[Collection entries]
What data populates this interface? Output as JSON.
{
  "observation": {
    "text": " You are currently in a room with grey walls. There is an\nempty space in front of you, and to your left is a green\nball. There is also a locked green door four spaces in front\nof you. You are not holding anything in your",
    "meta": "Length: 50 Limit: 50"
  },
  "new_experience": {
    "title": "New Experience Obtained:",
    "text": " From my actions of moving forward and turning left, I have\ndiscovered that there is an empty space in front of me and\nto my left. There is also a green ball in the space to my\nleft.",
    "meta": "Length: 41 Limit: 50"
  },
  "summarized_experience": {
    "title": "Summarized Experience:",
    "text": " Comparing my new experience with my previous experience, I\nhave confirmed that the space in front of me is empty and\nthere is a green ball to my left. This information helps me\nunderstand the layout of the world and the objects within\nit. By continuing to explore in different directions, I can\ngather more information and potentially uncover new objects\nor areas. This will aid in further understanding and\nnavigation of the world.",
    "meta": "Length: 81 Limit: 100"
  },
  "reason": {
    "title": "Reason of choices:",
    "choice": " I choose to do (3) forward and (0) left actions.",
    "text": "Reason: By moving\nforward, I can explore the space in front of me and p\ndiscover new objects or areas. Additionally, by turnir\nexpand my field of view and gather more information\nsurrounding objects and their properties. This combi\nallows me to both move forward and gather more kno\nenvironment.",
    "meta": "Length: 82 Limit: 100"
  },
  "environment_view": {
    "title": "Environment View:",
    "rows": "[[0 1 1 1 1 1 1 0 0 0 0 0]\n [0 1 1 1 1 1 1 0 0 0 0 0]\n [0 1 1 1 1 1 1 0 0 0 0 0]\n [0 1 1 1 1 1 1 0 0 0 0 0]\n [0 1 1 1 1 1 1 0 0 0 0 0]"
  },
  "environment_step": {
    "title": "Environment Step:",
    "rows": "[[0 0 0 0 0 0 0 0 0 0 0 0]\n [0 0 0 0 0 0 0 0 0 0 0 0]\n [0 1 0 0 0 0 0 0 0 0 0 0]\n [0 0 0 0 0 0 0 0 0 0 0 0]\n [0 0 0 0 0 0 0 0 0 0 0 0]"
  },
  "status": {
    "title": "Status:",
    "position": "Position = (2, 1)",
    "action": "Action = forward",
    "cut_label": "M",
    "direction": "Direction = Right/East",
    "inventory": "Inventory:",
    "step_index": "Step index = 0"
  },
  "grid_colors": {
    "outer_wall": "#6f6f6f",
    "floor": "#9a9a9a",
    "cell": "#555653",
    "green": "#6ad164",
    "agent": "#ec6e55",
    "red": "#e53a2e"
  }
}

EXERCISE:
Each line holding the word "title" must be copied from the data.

RESULT FOR THIS TASK:
    "title": "New Experience Obtained:",
    "title": "Summarized Experience:",
    "title": "Reason of choices:",
    "title": "Environment View:",
    "title": "Environment Step:",
    "title": "Status:",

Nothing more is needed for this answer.